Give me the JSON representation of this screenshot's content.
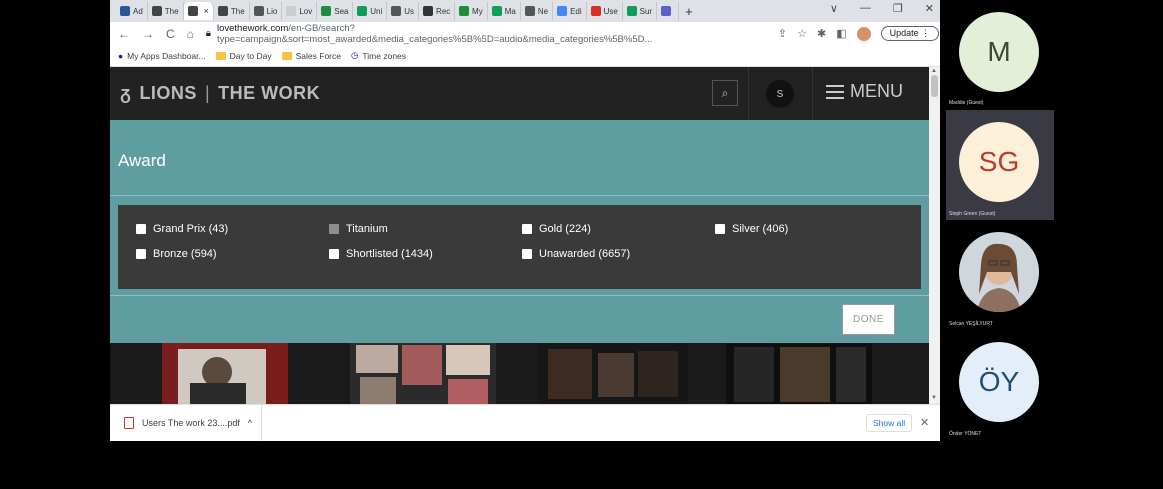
{
  "browser": {
    "tabs": [
      {
        "label": "Ad",
        "icon": "word-icon",
        "color": "#2b579a"
      },
      {
        "label": "The",
        "icon": "lions-icon",
        "color": "#444"
      },
      {
        "label": "",
        "icon": "lions-icon",
        "color": "#444",
        "active": true
      },
      {
        "label": "The",
        "icon": "lions-icon",
        "color": "#444"
      },
      {
        "label": "Lio",
        "icon": "globe-icon",
        "color": "#555"
      },
      {
        "label": "Lov",
        "icon": "blank-icon",
        "color": "#ccc"
      },
      {
        "label": "Sea",
        "icon": "drive-icon",
        "color": "#1e8e3e"
      },
      {
        "label": "Uni",
        "icon": "sheets-icon",
        "color": "#0f9d58"
      },
      {
        "label": "Us",
        "icon": "globe-icon",
        "color": "#555"
      },
      {
        "label": "Rec",
        "icon": "github-icon",
        "color": "#333"
      },
      {
        "label": "My",
        "icon": "drive-icon",
        "color": "#1e8e3e"
      },
      {
        "label": "Ma",
        "icon": "sheets-icon",
        "color": "#0f9d58"
      },
      {
        "label": "Ne",
        "icon": "globe-icon",
        "color": "#555"
      },
      {
        "label": "Edi",
        "icon": "edit-icon",
        "color": "#4285f4"
      },
      {
        "label": "Use",
        "icon": "pdf-icon",
        "color": "#d93025"
      },
      {
        "label": "Sur",
        "icon": "sheets-icon",
        "color": "#0f9d58"
      },
      {
        "label": "",
        "icon": "teams-icon",
        "color": "#5b5fc7"
      }
    ],
    "new_tab": "+",
    "window_controls": [
      "∨",
      "—",
      "❐",
      "✕"
    ],
    "url_host": "lovethework.com",
    "url_path": "/en-GB/search?type=campaign&sort=most_awarded&media_categories%5B%5D=audio&media_categories%5B%5D...",
    "update_label": "Update",
    "bookmarks": [
      {
        "label": "My Apps Dashboar...",
        "icon": "apps-icon"
      },
      {
        "label": "Day to Day",
        "icon": "folder-icon"
      },
      {
        "label": "Sales Force",
        "icon": "folder-icon"
      },
      {
        "label": "Time zones",
        "icon": "clock-icon"
      }
    ]
  },
  "site": {
    "logo_text": "LIONS",
    "logo_divider": "|",
    "logo_sub": "THE WORK",
    "user_initial": "S",
    "menu_label": "MENU"
  },
  "award_filter": {
    "title": "Award",
    "options": [
      {
        "label": "Grand Prix (43)",
        "disabled": false
      },
      {
        "label": "Titanium",
        "disabled": true
      },
      {
        "label": "Gold (224)",
        "disabled": false
      },
      {
        "label": "Silver (406)",
        "disabled": false
      },
      {
        "label": "Bronze (594)",
        "disabled": false
      },
      {
        "label": "Shortlisted (1434)",
        "disabled": false
      },
      {
        "label": "Unawarded (6657)",
        "disabled": false
      }
    ],
    "done_label": "DONE"
  },
  "downloads": {
    "file_name": "Users The work 23....pdf",
    "show_all_label": "Show all",
    "close": "✕"
  },
  "participants": [
    {
      "initials": "M",
      "name": "Maddie (Guest)",
      "color": "#e3efd6",
      "highlight": false
    },
    {
      "initials": "SG",
      "name": "Steph Green (Guest)",
      "color": "#fdf0d8",
      "highlight": true
    },
    {
      "initials": "",
      "name": "Selcan YEŞİLYURT",
      "color": "#6f5a4a",
      "highlight": false
    },
    {
      "initials": "ÖY",
      "name": "Önder YÖNET",
      "color": "#e4eef8",
      "highlight": false
    }
  ]
}
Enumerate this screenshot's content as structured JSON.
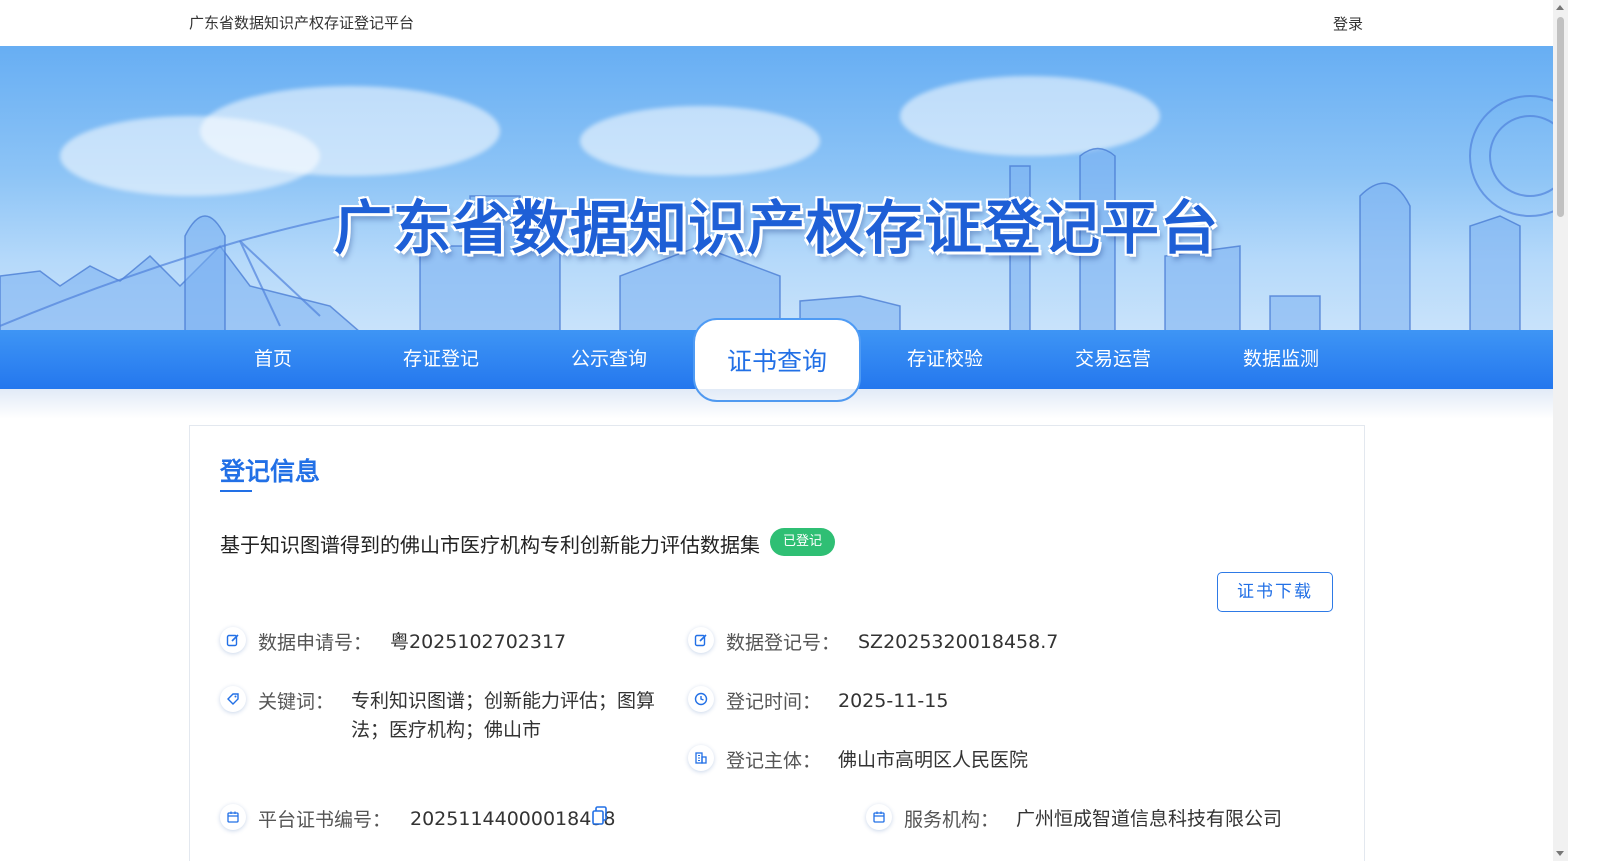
{
  "topbar": {
    "site_title": "广东省数据知识产权存证登记平台",
    "login": "登录"
  },
  "banner": {
    "title": "广东省数据知识产权存证登记平台"
  },
  "nav": {
    "items": [
      {
        "label": "首页"
      },
      {
        "label": "存证登记"
      },
      {
        "label": "公示查询"
      },
      {
        "label": "证书查询"
      },
      {
        "label": "存证校验"
      },
      {
        "label": "交易运营"
      },
      {
        "label": "数据监测"
      }
    ],
    "active": "证书查询"
  },
  "record": {
    "section_title": "登记信息",
    "dataset_title": "基于知识图谱得到的佛山市医疗机构专利创新能力评估数据集",
    "status": "已登记",
    "download_label": "证书下载",
    "application_no_label": "数据申请号：",
    "application_no": "粤2025102702317",
    "registration_no_label": "数据登记号：",
    "registration_no": "SZ2025320018458.7",
    "keywords_label": "关键词：",
    "keywords": "专利知识图谱；创新能力评估；图算法；医疗机构；佛山市",
    "reg_time_label": "登记时间：",
    "reg_time": "2025-11-15",
    "subject_label": "登记主体：",
    "subject": "佛山市高明区人民医院",
    "cert_no_label": "平台证书编号：",
    "cert_no": "20251144000018458",
    "service_label": "服务机构：",
    "service": "广州恒成智道信息科技有限公司"
  },
  "colors": {
    "brand": "#2270e6",
    "badge": "#2fbf74",
    "nav": "#2a7cef"
  }
}
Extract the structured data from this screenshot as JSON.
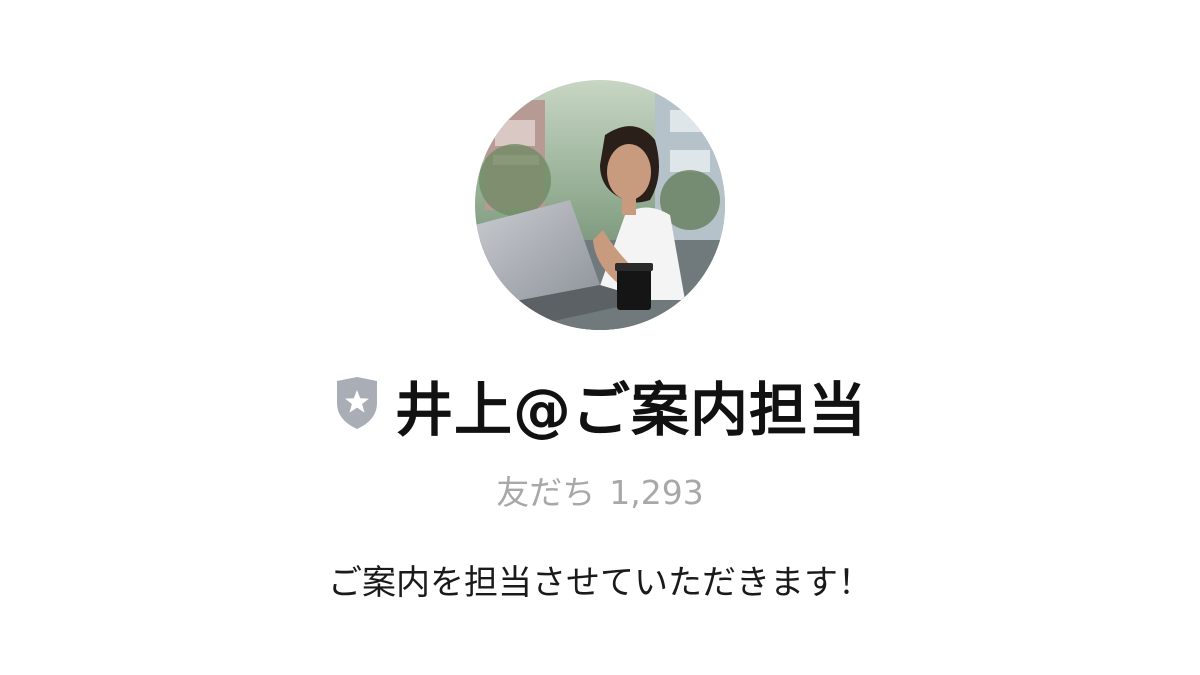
{
  "profile": {
    "avatar_icon": "profile-photo",
    "badge_icon": "shield-star-icon",
    "badge_color": "#a9adb6",
    "name": "井上@ご案内担当",
    "friends_label": "友だち",
    "friends_count": "1,293",
    "status_message": "ご案内を担当させていただきます！"
  }
}
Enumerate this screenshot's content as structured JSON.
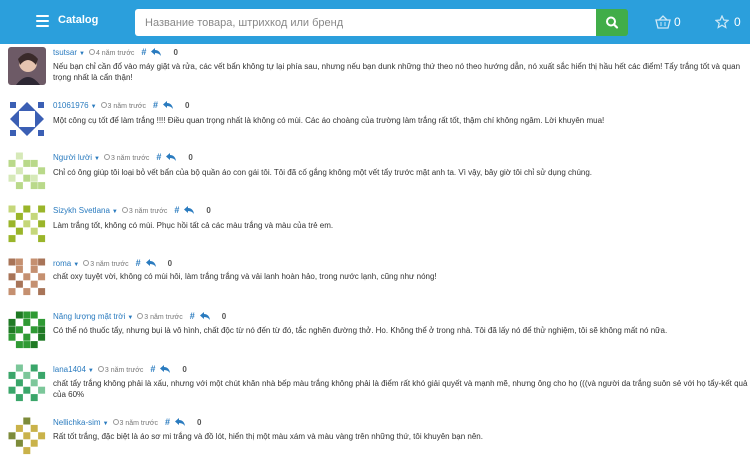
{
  "header": {
    "brand": "Catalog",
    "search_placeholder": "Название товара, штрихкод или бренд",
    "cart_count": "0",
    "favorites_count": "0",
    "bg_color": "#2b9fdc",
    "search_button_color": "#41ad49"
  },
  "comments": [
    {
      "author": "tsutsar",
      "time": "4 năm trước",
      "score": "0",
      "text": "Nếu bạn chỉ cần đổ vào máy giặt và rửa, các vết bẩn không tự lại phía sau, nhưng nếu bạn dunk những thứ theo nó theo hướng dẫn, nó xuất sắc hiển thị hầu hết các điểm! Tẩy trắng tốt và quan trọng nhất là cẩn thận!"
    },
    {
      "author": "01061976",
      "time": "3 năm trước",
      "score": "0",
      "text": "Một công cụ tốt để làm trắng !!!! Điều quan trọng nhất là không có mùi. Các áo choàng của trường làm trắng rất tốt, thậm chí không ngâm. Lời khuyên mua!"
    },
    {
      "author": "Người lười",
      "time": "3 năm trước",
      "score": "0",
      "text": "Chỉ có ông giúp tôi loại bỏ vết bẩn của bộ quần áo con gái tôi. Tôi đã cố gắng không một vết tẩy trước mặt anh ta. Vì vậy, bây giờ tôi chỉ sử dụng chúng."
    },
    {
      "author": "Sizykh Svetlana",
      "time": "3 năm trước",
      "score": "0",
      "text": "Làm trắng tốt, không có mùi. Phục hồi tất cả các màu trắng và màu của trẻ em."
    },
    {
      "author": "roma",
      "time": "3 năm trước",
      "score": "0",
      "text": "chất oxy tuyệt vời, không có mùi hôi, làm trắng trắng và vải lanh hoàn hảo, trong nước lạnh, cũng như nóng!"
    },
    {
      "author": "Năng lượng mặt trời",
      "time": "3 năm trước",
      "score": "0",
      "text": "Có thể nó thuốc tẩy, nhưng bụi là vô hình, chất độc từ nó đến từ đó, tắc nghẽn đường thở. Ho. Không thể ở trong nhà. Tôi đã lấy nó để thử nghiệm, tôi sẽ không mất nó nữa."
    },
    {
      "author": "lana1404",
      "time": "3 năm trước",
      "score": "0",
      "text": "chất tẩy trắng không phải là xấu, nhưng với một chút khăn nhà bếp màu trắng không phải là điểm rất khó giải quyết và mạnh mẽ, nhưng ông cho họ (((và người da trắng suôn sẻ với họ tẩy-kết quả của 60%"
    },
    {
      "author": "Nellichka-sim",
      "time": "3 năm trước",
      "score": "0",
      "text": "Rất tốt trắng, đặc biệt là áo sơ mi trắng và đồ lót, hiển thị một màu xám và màu vàng trên những thứ, tôi khuyên bạn nên."
    }
  ],
  "icons": {
    "menu": "hamburger-icon",
    "search": "search-icon",
    "cart": "basket-icon",
    "favorites": "star-icon",
    "permalink": "hash-icon",
    "reply": "reply-icon",
    "time": "clock-icon"
  }
}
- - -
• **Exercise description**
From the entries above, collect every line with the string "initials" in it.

• **Answer box**
      "initials": "M",
      "initials": "SG",
      "initials": "",
      "initials": "ÖY",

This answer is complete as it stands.